In terms of the historical development of the religion, both the Avestan and the Pahlavi versions of the text are significant with regard to the information they provide about the cult status of each of the divine entities at each stage of transmission.
This paper concentrates on the evidence of Old Avestan exclusively.
Schmitt also adheres to the now surely outdated interpretation of Mazda in Ahura Mazda as a noun "wisdom," rather than as an adjective, Old Avestan (trisyllabic) mazcla'ah- (no.
magikos and mageia, from magos, a Greek rendition of Old Persian magu, noting that only one Avestan attestation (mogu-) exists, in Yasna 65.

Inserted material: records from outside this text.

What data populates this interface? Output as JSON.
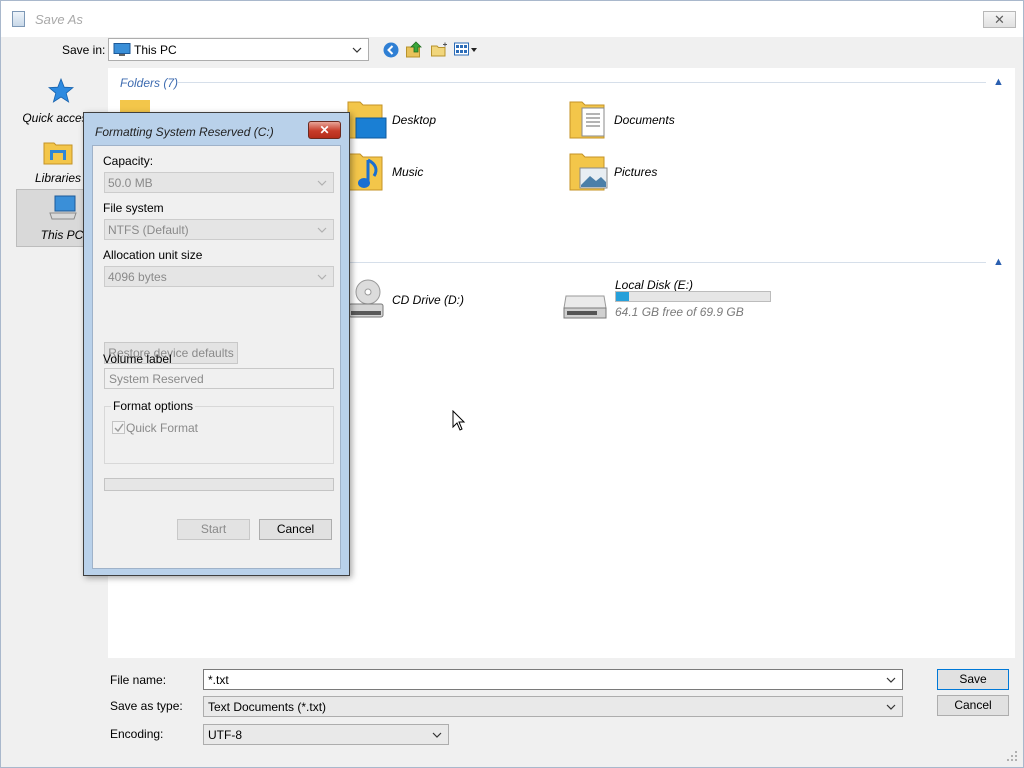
{
  "window": {
    "title": "Save As",
    "close_glyph": "✕"
  },
  "toolbar": {
    "savein_label": "Save in:",
    "savein_value": "This PC",
    "icons": [
      "back-icon",
      "up-folder-icon",
      "new-folder-icon",
      "view-menu-icon"
    ]
  },
  "sidebar": {
    "items": [
      {
        "label": "Quick access",
        "icon": "star-icon"
      },
      {
        "label": "Libraries",
        "icon": "libraries-icon"
      },
      {
        "label": "This PC",
        "icon": "computer-icon",
        "selected": true
      }
    ]
  },
  "content": {
    "folders_header": "Folders (7)",
    "folders": [
      {
        "name": "Desktop",
        "icon": "desktop-folder-icon"
      },
      {
        "name": "Documents",
        "icon": "documents-folder-icon"
      },
      {
        "name": "Music",
        "icon": "music-folder-icon"
      },
      {
        "name": "Pictures",
        "icon": "pictures-folder-icon"
      }
    ],
    "devices": [
      {
        "name": "CD Drive (D:)",
        "icon": "cd-drive-icon"
      },
      {
        "name": "Local Disk (E:)",
        "icon": "hard-disk-icon",
        "free_text": "64.1 GB free of 69.9 GB",
        "used_fraction": 0.083
      }
    ]
  },
  "bottom": {
    "filename_label": "File name:",
    "filename_value": "*.txt",
    "type_label": "Save as type:",
    "type_value": "Text Documents (*.txt)",
    "encoding_label": "Encoding:",
    "encoding_value": "UTF-8",
    "save_label": "Save",
    "cancel_label": "Cancel"
  },
  "format_dialog": {
    "title": "Formatting System Reserved (C:)",
    "close_glyph": "✕",
    "capacity_label": "Capacity:",
    "capacity_value": "50.0 MB",
    "filesystem_label": "File system",
    "filesystem_value": "NTFS (Default)",
    "allocation_label": "Allocation unit size",
    "allocation_value": "4096 bytes",
    "restore_label": "Restore device defaults",
    "volume_label": "Volume label",
    "volume_value": "System Reserved",
    "options_legend": "Format options",
    "quick_format_label": "Quick Format",
    "quick_format_checked": true,
    "start_label": "Start",
    "cancel_label": "Cancel"
  },
  "colors": {
    "accent": "#3d6bb0",
    "disk_bar": "#26a0da",
    "close_red": "#c73c2a"
  }
}
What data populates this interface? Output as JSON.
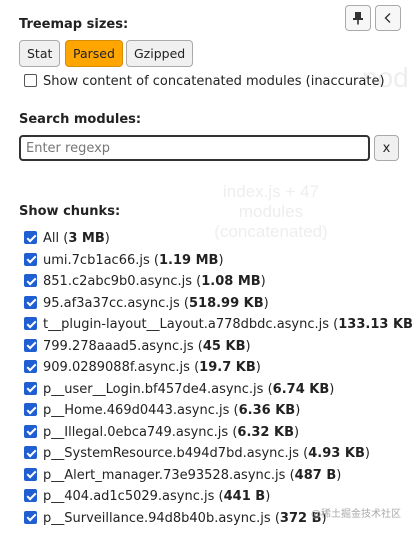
{
  "header": {
    "pin_icon": "pin-icon",
    "collapse_icon": "chevron-left-icon"
  },
  "treemap": {
    "title": "Treemap sizes:",
    "buttons": [
      {
        "label": "Stat",
        "active": false
      },
      {
        "label": "Parsed",
        "active": true
      },
      {
        "label": "Gzipped",
        "active": false
      }
    ],
    "concat_option": {
      "label": "Show content of concatenated modules (inaccurate)",
      "checked": false
    }
  },
  "search": {
    "title": "Search modules:",
    "placeholder": "Enter regexp",
    "value": "",
    "clear_label": "x"
  },
  "chunks": {
    "title": "Show chunks:",
    "items": [
      {
        "name": "All",
        "size": "3 MB",
        "checked": true
      },
      {
        "name": "umi.7cb1ac66.js",
        "size": "1.19 MB",
        "checked": true
      },
      {
        "name": "851.c2abc9b0.async.js",
        "size": "1.08 MB",
        "checked": true
      },
      {
        "name": "95.af3a37cc.async.js",
        "size": "518.99 KB",
        "checked": true
      },
      {
        "name": "t__plugin-layout__Layout.a778dbdc.async.js",
        "size": "133.13 KB",
        "checked": true
      },
      {
        "name": "799.278aaad5.async.js",
        "size": "45 KB",
        "checked": true
      },
      {
        "name": "909.0289088f.async.js",
        "size": "19.7 KB",
        "checked": true
      },
      {
        "name": "p__user__Login.bf457de4.async.js",
        "size": "6.74 KB",
        "checked": true
      },
      {
        "name": "p__Home.469d0443.async.js",
        "size": "6.36 KB",
        "checked": true
      },
      {
        "name": "p__Illegal.0ebca749.async.js",
        "size": "6.32 KB",
        "checked": true
      },
      {
        "name": "p__SystemResource.b494d7bd.async.js",
        "size": "4.93 KB",
        "checked": true
      },
      {
        "name": "p__Alert_manager.73e93528.async.js",
        "size": "487 B",
        "checked": true
      },
      {
        "name": "p__404.ad1c5029.async.js",
        "size": "441 B",
        "checked": true
      },
      {
        "name": "p__Surveillance.94d8b40b.async.js",
        "size": "372 B",
        "checked": true
      }
    ]
  },
  "background_ghost": {
    "line1": "index.js + 47",
    "line2": "modules",
    "line3": "(concatenated)",
    "right": "nod"
  },
  "watermark": "@稀土掘金技术社区",
  "colors": {
    "accent_active": "#ffa500",
    "checkbox": "#1f5fd1"
  }
}
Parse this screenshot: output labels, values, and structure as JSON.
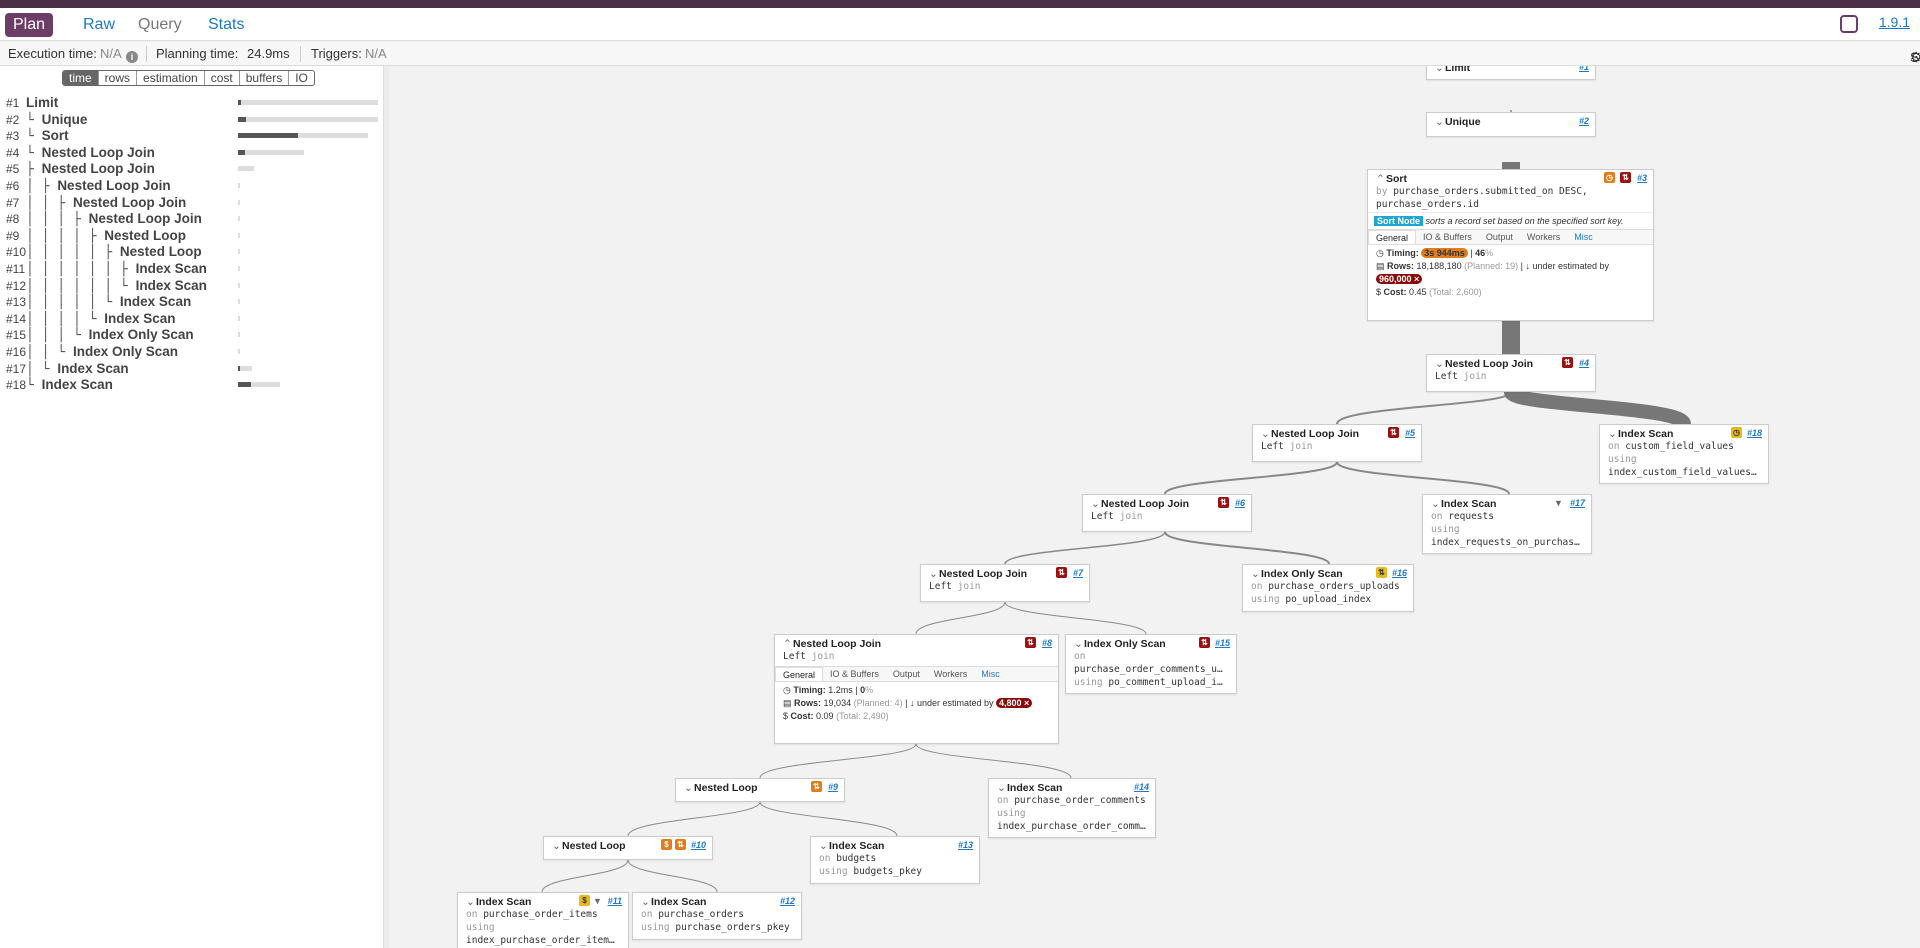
{
  "nav": {
    "tabs": [
      "Plan",
      "Raw",
      "Query",
      "Stats"
    ],
    "version": "1.9.1"
  },
  "info": {
    "exec_label": "Execution time:",
    "exec_value": "N/A",
    "plan_label": "Planning time:",
    "plan_value": "24.9ms",
    "trig_label": "Triggers:",
    "trig_value": "N/A",
    "settings": "Settings"
  },
  "metrics": [
    "time",
    "rows",
    "estimation",
    "cost",
    "buffers",
    "IO"
  ],
  "tree": [
    {
      "n": "#1",
      "label": "Limit",
      "guide": "",
      "fill": 0.02
    },
    {
      "n": "#2",
      "label": "Unique",
      "guide": "└ ",
      "fill": 0.06
    },
    {
      "n": "#3",
      "label": "Sort",
      "guide": "  └ ",
      "fill": 0.46
    },
    {
      "n": "#4",
      "label": "Nested Loop Join",
      "guide": "    └ ",
      "fill": 0.1
    },
    {
      "n": "#5",
      "label": "Nested Loop Join",
      "guide": "      ├ ",
      "fill": 0.0
    },
    {
      "n": "#6",
      "label": "Nested Loop Join",
      "guide": "      │ ├ ",
      "fill": 0.0
    },
    {
      "n": "#7",
      "label": "Nested Loop Join",
      "guide": "      │ │ ├ ",
      "fill": 0.0
    },
    {
      "n": "#8",
      "label": "Nested Loop Join",
      "guide": "      │ │ │ ├ ",
      "fill": 0.0
    },
    {
      "n": "#9",
      "label": "Nested Loop",
      "guide": "      │ │ │ │ ├ ",
      "fill": 0.0
    },
    {
      "n": "#10",
      "label": "Nested Loop",
      "guide": "      │ │ │ │ │ ├ ",
      "fill": 0.0
    },
    {
      "n": "#11",
      "label": "Index Scan",
      "guide": "      │ │ │ │ │ │ ├ ",
      "fill": 0.0
    },
    {
      "n": "#12",
      "label": "Index Scan",
      "guide": "      │ │ │ │ │ │ └ ",
      "fill": 0.0
    },
    {
      "n": "#13",
      "label": "Index Scan",
      "guide": "      │ │ │ │ │ └ ",
      "fill": 0.0
    },
    {
      "n": "#14",
      "label": "Index Scan",
      "guide": "      │ │ │ │ └ ",
      "fill": 0.0
    },
    {
      "n": "#15",
      "label": "Index Only Scan",
      "guide": "      │ │ │ └ ",
      "fill": 0.0
    },
    {
      "n": "#16",
      "label": "Index Only Scan",
      "guide": "      │ │ └ ",
      "fill": 0.0
    },
    {
      "n": "#17",
      "label": "Index Scan",
      "guide": "      │ └ ",
      "fill": 0.12
    },
    {
      "n": "#18",
      "label": "Index Scan",
      "guide": "      └ ",
      "fill": 0.3
    }
  ],
  "nodes": {
    "n1": {
      "title": "Limit",
      "num": "#1"
    },
    "n2": {
      "title": "Unique",
      "num": "#2"
    },
    "n3": {
      "title": "Sort",
      "num": "#3",
      "by_k": "by",
      "by": "purchase_orders.submitted_on DESC,",
      "by2": "purchase_orders.id",
      "tag": "Sort Node",
      "desc": "sorts a record set based on the specified sort key.",
      "tabs": [
        "General",
        "IO & Buffers",
        "Output",
        "Workers",
        "Misc"
      ],
      "timing_l": "Timing:",
      "timing": "3s 944ms",
      "timing_pct": "46",
      "rows_l": "Rows:",
      "rows": "18,188,180",
      "planned": "(Planned: 19)",
      "under": "under estimated by",
      "factor": "960,000 ×",
      "cost_l": "Cost:",
      "cost": "0.45",
      "total": "(Total: 2,600)"
    },
    "n4": {
      "title": "Nested Loop Join",
      "num": "#4",
      "sub": "Left",
      "subk": "join"
    },
    "n5": {
      "title": "Nested Loop Join",
      "num": "#5",
      "sub": "Left",
      "subk": "join"
    },
    "n6": {
      "title": "Nested Loop Join",
      "num": "#6",
      "sub": "Left",
      "subk": "join"
    },
    "n7": {
      "title": "Nested Loop Join",
      "num": "#7",
      "sub": "Left",
      "subk": "join"
    },
    "n8": {
      "title": "Nested Loop Join",
      "num": "#8",
      "sub": "Left",
      "subk": "join",
      "tabs": [
        "General",
        "IO & Buffers",
        "Output",
        "Workers",
        "Misc"
      ],
      "timing_l": "Timing:",
      "timing": "1.2ms",
      "timing_pct": "0",
      "rows_l": "Rows:",
      "rows": "19,034",
      "planned": "(Planned: 4)",
      "under": "under estimated by",
      "factor": "4,800 ×",
      "cost_l": "Cost:",
      "cost": "0.09",
      "total": "(Total: 2,490)"
    },
    "n9": {
      "title": "Nested Loop",
      "num": "#9"
    },
    "n10": {
      "title": "Nested Loop",
      "num": "#10"
    },
    "n11": {
      "title": "Index Scan",
      "num": "#11",
      "on": "purchase_order_items",
      "using": "index_purchase_order_items_on_..."
    },
    "n12": {
      "title": "Index Scan",
      "num": "#12",
      "on": "purchase_orders",
      "using": "purchase_orders_pkey"
    },
    "n13": {
      "title": "Index Scan",
      "num": "#13",
      "on": "budgets",
      "using": "budgets_pkey"
    },
    "n14": {
      "title": "Index Scan",
      "num": "#14",
      "on": "purchase_order_comments",
      "using": "index_purchase_order_comments..."
    },
    "n15": {
      "title": "Index Only Scan",
      "num": "#15",
      "on": "purchase_order_comments_uploa...",
      "using": "po_comment_upload_index"
    },
    "n16": {
      "title": "Index Only Scan",
      "num": "#16",
      "on": "purchase_orders_uploads",
      "using": "po_upload_index"
    },
    "n17": {
      "title": "Index Scan",
      "num": "#17",
      "on": "requests",
      "using": "index_requests_on_purchase_or..."
    },
    "n18": {
      "title": "Index Scan",
      "num": "#18",
      "on": "custom_field_values",
      "using": "index_custom_field_values_on_..."
    }
  },
  "kw": {
    "on": "on",
    "using": "using"
  }
}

Here he provides a succinct account of the principal Avestan texts about Yima (Yasna 9, Yast 19, Videvdad 2), the points on which they agree, and the larger number of points where they disagree.
The Avestan evidence confirms that this was an Indo-Iranian type.
1-11), beginning with an overview of the "concept and imagery of the Avestan daena, (2) the den of the Middle Persian and Pahlavi sources" (p.
Mycenaean Greek, Egyptian, Hittite, Ugaritic, Sumerian, Akkadian, and Indo-Iranian languages such as Vedic and Avestan, as well as reconstructed proto-Indo-European, to advance our understanding of ancient textiles.
The first member of this compound is clearly derived from the root of Avestan hinca-, Vedic sinca 'pour out'.
In the first chapter on warriors, following a short review of Middle Persian words, such as artegtar 'warrior' from Avestan raeaegtar-'charioteer', and hunar '(knightly) dexterity; valor', the author discusses the different designations of the 'army', among them: spah, gund, to-7-(zawar), karawan (i Erit'ngahr), lagkar, and hen 'hostile army', which the author derives as a mot savant from Avestan haena-, although it is also well attested in the Old Persian inscriptions as haina-.